AI can affect our data and privacy in these ways
Data collection and analysis
Why is artificial intelligence the worst enemy of privacy?
Artificial intelligence can exploit personal data and privacy. It can keep records of our location, pictures as well as social media activity. However, the list does not end here.
With facial recognition technology, AI can identify faces in public spaces. Also, it can analyze speech patterns and raise serious concerns about the violation of privacy.
Does artificial intelligence violate privacy?
Yes, one of the biggest issues related to AI and privacy is the problem of privacy violation.
Who will win AI or humans?
It is not a matter of “winning” between AI and humans, as they serve different purposes and have different strengths and limitations.

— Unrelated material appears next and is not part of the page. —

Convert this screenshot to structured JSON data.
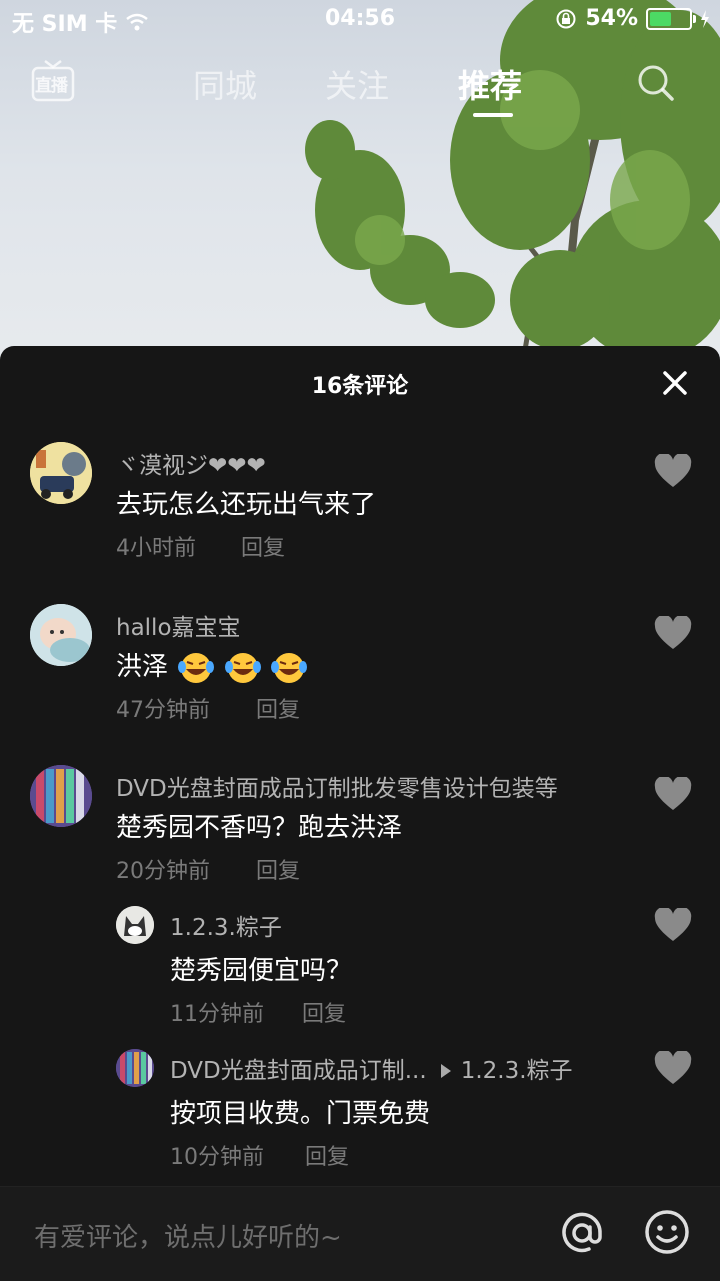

AI is a tool created by humans to help with various tasks and processes, and it has shown remarkable capabilities.
Humans, on the other hand, have unique cognitive and emotional abilities that enable us to adapt to changing environments, learn from experience, and create new things
What are some of the ethical challenges of privacy and AI?
Mentioned below are some ethical challenges of AI and privacy.
Informed consent: AI systems often rely on vast amounts of personal data to make predictions or decisions.
Bias and discrimination: AI systems can perpetuate and even amplify biases and discrimination.
Transparency and accountability: It can be difficult to understand how AI systems make decisions or predictions